Whether it is checking in at the front desk, calling for room service, handling a phone reservation, retrieving a car, answering a question, settling a bill, conversing with the concierge or any action which requires time with a guest, time is a service factor, time is money and your guests do not want their time wasted.
- Set goals for the duration of each touchpoint in the guest experience and consider defining minimum and maximum “service time zones”
- Create and define exceptions and the understanding of how to deal with them
- Create strategies to implement when timing is not optimal and involve other personnel when timing challenges take place
- Define opportunities for additional service moments and additional revenue when waiting must take place
- Seek out ways to positively impact guest time zones in both expected and unexpected moments
- Develop strategies to acknowledge the amount of time things take and how to maximize the quality of time so the experience is not negative
- Understand how these elements drive methods for setting time expectations and integrate TIME as a key facet of exceptional service delivery
- Observe guests in time zones and intercede when time zone expectations and reality are in conflict
- Be responsive to guest timing cues and clue in to making them work

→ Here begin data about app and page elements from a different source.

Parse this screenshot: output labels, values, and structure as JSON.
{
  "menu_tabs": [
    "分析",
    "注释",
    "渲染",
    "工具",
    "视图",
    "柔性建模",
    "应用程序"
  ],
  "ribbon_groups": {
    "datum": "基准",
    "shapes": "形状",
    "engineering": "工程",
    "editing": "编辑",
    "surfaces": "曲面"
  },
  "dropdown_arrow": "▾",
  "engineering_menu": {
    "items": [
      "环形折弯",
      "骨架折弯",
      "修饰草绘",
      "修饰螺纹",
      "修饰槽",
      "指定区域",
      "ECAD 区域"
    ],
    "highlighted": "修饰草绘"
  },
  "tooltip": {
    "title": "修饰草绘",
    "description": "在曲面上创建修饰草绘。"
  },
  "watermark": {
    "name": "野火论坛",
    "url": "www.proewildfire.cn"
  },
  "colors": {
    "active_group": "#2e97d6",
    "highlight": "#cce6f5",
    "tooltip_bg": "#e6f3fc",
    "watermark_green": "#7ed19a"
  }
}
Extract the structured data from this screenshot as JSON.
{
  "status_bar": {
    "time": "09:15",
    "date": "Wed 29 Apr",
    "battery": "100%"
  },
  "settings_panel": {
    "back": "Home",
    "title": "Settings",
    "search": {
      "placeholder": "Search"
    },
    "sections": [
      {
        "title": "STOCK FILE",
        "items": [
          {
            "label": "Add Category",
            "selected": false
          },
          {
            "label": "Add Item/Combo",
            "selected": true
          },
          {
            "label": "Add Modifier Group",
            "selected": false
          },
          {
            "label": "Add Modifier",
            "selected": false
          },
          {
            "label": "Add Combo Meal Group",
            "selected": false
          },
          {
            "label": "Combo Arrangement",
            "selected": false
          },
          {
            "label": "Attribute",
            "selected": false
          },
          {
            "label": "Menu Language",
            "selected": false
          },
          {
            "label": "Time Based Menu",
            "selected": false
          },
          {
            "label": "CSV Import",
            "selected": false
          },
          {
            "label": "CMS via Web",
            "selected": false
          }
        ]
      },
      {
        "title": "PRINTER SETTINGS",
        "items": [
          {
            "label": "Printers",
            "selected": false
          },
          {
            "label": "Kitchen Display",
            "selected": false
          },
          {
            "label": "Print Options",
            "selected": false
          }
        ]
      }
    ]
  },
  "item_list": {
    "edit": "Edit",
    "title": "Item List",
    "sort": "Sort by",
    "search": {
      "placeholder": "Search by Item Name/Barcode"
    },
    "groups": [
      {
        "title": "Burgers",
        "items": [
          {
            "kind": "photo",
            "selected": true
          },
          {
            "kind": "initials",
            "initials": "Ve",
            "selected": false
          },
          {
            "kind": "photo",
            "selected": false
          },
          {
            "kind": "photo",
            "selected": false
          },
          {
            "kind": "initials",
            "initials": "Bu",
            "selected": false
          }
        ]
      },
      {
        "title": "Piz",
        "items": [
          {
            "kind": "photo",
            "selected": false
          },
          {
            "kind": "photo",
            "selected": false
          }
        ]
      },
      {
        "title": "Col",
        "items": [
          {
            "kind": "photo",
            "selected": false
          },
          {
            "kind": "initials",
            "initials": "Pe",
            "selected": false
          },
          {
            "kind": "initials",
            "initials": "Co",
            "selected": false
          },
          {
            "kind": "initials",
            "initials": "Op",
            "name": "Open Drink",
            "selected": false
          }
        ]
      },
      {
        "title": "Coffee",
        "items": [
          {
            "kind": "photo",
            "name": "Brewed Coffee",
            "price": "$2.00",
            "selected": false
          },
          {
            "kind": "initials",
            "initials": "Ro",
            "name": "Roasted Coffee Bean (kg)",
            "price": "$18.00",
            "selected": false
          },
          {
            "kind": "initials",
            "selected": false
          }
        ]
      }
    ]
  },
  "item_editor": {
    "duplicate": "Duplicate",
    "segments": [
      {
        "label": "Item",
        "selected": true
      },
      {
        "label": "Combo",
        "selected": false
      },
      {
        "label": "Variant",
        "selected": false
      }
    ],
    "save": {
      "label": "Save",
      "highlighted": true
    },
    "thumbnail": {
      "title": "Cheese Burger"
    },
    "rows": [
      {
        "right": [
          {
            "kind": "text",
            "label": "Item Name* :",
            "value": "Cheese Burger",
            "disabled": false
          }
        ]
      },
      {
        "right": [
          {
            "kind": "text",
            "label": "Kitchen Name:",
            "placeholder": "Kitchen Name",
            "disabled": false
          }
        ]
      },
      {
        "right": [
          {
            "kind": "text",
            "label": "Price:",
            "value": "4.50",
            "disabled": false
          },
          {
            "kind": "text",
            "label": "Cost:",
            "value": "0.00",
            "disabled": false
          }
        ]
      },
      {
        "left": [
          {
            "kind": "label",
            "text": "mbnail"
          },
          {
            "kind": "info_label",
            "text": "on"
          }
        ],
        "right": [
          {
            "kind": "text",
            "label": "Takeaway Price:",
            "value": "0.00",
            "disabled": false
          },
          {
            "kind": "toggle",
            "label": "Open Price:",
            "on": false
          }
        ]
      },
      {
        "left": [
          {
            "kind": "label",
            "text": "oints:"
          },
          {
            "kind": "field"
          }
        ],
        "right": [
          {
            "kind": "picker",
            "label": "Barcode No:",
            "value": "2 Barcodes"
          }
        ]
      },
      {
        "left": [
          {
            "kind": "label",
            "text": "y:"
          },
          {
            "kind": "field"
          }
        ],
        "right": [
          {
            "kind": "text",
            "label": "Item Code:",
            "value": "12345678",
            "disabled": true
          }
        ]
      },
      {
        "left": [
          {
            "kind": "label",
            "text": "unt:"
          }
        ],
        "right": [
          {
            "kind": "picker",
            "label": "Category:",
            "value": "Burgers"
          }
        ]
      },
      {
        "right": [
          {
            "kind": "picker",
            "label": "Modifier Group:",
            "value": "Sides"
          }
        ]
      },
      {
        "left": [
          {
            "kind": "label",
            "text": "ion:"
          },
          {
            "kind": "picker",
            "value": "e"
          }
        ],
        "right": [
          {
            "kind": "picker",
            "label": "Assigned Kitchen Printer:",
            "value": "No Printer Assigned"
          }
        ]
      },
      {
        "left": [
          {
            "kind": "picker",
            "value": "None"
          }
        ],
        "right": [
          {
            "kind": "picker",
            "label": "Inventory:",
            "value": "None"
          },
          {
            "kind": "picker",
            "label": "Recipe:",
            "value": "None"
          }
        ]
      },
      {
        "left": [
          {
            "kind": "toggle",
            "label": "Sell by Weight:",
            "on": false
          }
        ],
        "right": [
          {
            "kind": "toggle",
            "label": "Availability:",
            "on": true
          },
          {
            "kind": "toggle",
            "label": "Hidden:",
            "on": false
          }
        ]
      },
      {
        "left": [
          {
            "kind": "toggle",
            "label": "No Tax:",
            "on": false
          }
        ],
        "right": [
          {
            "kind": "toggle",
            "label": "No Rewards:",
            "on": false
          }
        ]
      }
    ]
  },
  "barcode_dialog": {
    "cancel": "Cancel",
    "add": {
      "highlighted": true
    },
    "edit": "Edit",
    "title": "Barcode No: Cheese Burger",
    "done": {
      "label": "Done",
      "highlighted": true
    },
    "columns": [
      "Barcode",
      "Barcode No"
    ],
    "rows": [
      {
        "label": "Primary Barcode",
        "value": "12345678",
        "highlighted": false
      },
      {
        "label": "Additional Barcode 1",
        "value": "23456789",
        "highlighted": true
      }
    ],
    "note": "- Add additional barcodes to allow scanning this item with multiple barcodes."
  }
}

Back to the Dream moods website:” to see a waiter in your dream, suggests that you are in need of nurturance and to feel special.”What a perfect analogy for what guests do really want and need. They want to feel special and they want each moment of their experience to be nurtured. Guests do not want issues of timing to be on their shoulders or up in the air. Respect time as an essential service ingredient and evaluate where delivery may be too slow, too fast or non-existent. Coach employees on how to look for service opportunities, even small ones and not wait for the moments to happen. Take care of waiting guests and do not leave guests wondering when the wait will be over. Make time to analyze “time” with employees who have “time” with guests. Call “Time” on time and give employees time to get the message. Hospitality leaders and their employees need to weigh in on the wait of each part of service delivery. Otherwise, guests will not wait around, but they will make the time to spend their money elsewhere.